Disques Somethin' Else – 849 497 BY, France, 1969
I’ve always enjoyed this album. Bought it when I was still a student, in the earlyseventies, at the “Pele Mele”, now one of the most famous second-hand books and records (and DVD, computer games etc) shops in Brussels. I’m talking about the "old" Pele Mele , when it was still run by Monsieur Henri and his elderly mother. Pele Mele is still there: different location(s), - they moved a few times but always in the same vicinity - different management but always a popular cratedigging place although their selection of records (CD especially) has dwindled and the prices have expended (but they’re still very reasonable). So many of my records came from that place!
It was pretty cheap in those days. I could buy three or four second-hand albums at Pele Mele for the price of a new one elsewhere. For many years I never bought a new album. I am of the opinion that good music is like wine, it gets better with age.
For some forty years this album fooled me into believing that Joe Harriott was playing o it because that’s what on the sleeve notes on the back of this French LP.
“ Avec la participation de : Trumpet, Flugelhorn – Kenny Wheeler / Alto Saxophone – Joe Harriott / Flute – Chris Taylor / Piano – Pat Smythe / Double Bass – Coleridge Goode / Drums – Alan Ganley / Violin, Harpsichord – John Mayer / Sitar – Diwan Motihar / Tabla – Keshav Sathe / Tambura – Chandrahas Paigankar”
Well, as I recently discovered, it is almost completely wrong: exit Joe Harriott, Kenny Wheeler and Alan Ganley. Enter Tony Coe, Ian Hamer and John Marshall.

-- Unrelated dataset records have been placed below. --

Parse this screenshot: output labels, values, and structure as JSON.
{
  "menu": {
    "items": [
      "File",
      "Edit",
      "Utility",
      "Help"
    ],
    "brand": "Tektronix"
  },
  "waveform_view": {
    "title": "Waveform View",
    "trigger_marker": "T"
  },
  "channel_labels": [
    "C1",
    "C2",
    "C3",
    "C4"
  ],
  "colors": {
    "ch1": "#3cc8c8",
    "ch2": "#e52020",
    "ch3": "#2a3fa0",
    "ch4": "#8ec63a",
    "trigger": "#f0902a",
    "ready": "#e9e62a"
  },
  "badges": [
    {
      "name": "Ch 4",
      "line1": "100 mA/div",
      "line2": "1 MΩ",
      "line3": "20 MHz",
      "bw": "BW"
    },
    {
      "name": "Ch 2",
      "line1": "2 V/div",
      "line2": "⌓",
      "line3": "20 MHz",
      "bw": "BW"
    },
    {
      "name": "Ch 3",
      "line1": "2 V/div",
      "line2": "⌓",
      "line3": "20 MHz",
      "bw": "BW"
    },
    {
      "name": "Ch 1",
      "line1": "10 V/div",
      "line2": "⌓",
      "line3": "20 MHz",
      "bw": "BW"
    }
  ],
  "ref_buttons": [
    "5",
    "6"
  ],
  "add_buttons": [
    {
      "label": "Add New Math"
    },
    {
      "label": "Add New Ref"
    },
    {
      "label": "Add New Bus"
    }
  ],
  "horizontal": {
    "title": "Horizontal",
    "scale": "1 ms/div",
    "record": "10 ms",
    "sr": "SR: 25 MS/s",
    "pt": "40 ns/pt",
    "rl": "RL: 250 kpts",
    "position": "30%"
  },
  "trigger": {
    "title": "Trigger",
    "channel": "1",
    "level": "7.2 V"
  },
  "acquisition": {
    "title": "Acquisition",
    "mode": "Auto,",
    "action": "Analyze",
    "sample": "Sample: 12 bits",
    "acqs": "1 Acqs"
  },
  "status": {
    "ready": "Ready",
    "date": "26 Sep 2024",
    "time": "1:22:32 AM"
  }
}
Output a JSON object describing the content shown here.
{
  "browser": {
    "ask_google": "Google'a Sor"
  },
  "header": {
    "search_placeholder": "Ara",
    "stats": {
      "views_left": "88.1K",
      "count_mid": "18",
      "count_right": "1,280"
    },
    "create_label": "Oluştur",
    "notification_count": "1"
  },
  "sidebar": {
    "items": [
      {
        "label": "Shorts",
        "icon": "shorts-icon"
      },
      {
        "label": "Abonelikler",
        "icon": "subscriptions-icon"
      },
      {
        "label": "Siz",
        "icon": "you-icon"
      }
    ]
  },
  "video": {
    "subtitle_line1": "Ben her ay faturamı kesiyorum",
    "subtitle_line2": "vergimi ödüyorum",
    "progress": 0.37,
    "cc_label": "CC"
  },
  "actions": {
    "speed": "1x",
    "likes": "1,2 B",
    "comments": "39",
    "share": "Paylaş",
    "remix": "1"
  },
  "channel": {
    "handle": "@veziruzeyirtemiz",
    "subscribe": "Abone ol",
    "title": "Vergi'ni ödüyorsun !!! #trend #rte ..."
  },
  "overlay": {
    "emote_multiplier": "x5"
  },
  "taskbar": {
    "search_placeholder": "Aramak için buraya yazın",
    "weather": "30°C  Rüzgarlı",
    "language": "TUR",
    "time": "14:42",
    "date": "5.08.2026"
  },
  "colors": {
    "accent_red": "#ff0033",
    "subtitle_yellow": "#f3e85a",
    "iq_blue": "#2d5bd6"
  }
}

The actual line-up:
Trumpet / Flugelhorn – Ian Hamer
Tenor Saxophone/ Clarinet – Tony Coe
Flute – Chris Taylor
Piano – Pat Smythe
Bass – Coleridge Goode
Drums – John Marshall
Violin – John Mayer
Sitar – Diwan Motihar
Tabla – Keshav Sathe,
Tambora – Viram Jasani
Because of the absence of Joe Harriott, this album is not as highly regarded as the previous Indo-Jazz Fusion albums. I do not agree. Tony Coe on reeds, Ian Hamer – already a veteran, he’d been playing since the 50s - on trumpet and flugelhorn and John Marshall (the youngest in the band) on drums are top-notch players who bring their own individuality into the band. Bur the music remains definitely John Mayer’s own. “Inclassable” as I’d put it in French, Delightful music from a bygone era when the expression “World Music” hadn’t been invented yet.
N.B This is the same album as “Etudes” released in the UK on Sonet with the right credits in the sleeve notes.
1 Intro And Rondo